César Ferradas

The EasyJet data breach is no surprise

21 May 2020

I just received the email.

I’m one of the 9 million EasyJet customers who’s had their data leaked. I didn’t think this would happen to me.

I’m very aware it could happen to me, mind you. That’s why I practice good online security: I have good password habits, I check websites I sign up to to make sure they’re not dangerous, I give minimal personal information online and I regularly delete old accounts I don’t use anymore. I just never thought it would actually happen to me.

Thinking about it, it’s no surprise.

The reason I care so much about online security is because data breaches happen all, the, time. Just look at the list of breached websites at Have I Been Pwned. These are services we use regularly. Some of them are massive companies which should know better and have the resources to secure their systems. Others did everything possible, but mistakes were made and data got leaked.

So, EasyJet is just one more to add to the list. And even though it bothers me that my data was breached, I know I’ve done all I could to protect my information online. My email and password combination for EasyJet is unique, so it won’t work to log into any other online account I have. Unfortunately, my location, full name and personal email are now available publicly online, and I expect some phishing emails to come my way, but I’m prepared for that.

But EasyJet didn’t do everything they could to protect our information. They limit their passwords to 20 characters, and they disallow some special characters, which reduces the possible password combinations which makes them easier to brute force. This is a small example, but suggests that account security comes as an afterthought, and that they’re not following the latest website security advice. What a shame.

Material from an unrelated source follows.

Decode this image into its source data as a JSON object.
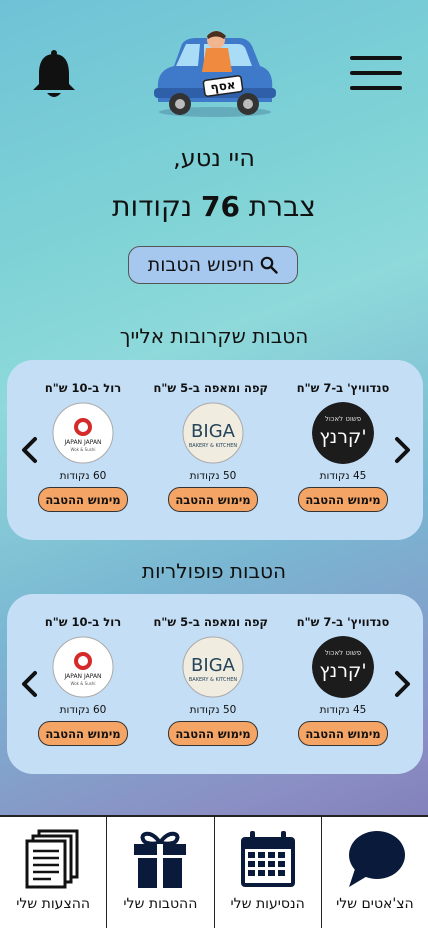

Let’s take this as an opportunity to reflect and be proactive about online security. At a personal level, make sure you use unique, random passwords for all of your accounts, and disclose personal information online only when absolutely necessary. But more importantly, at an institutional level, let’s hold these companies accountable for not implementing state of the art security.

EasyJet isn’t only a low budget airline company. It’s an online company. Once you decide to build a website for your business, that’s what you become. EasyJet is responsible for excelling at both travel and website development. They owe that to their customers. They, and others, have no excuse to use outdated, insecure software and practices.

With great data comes great responsibility.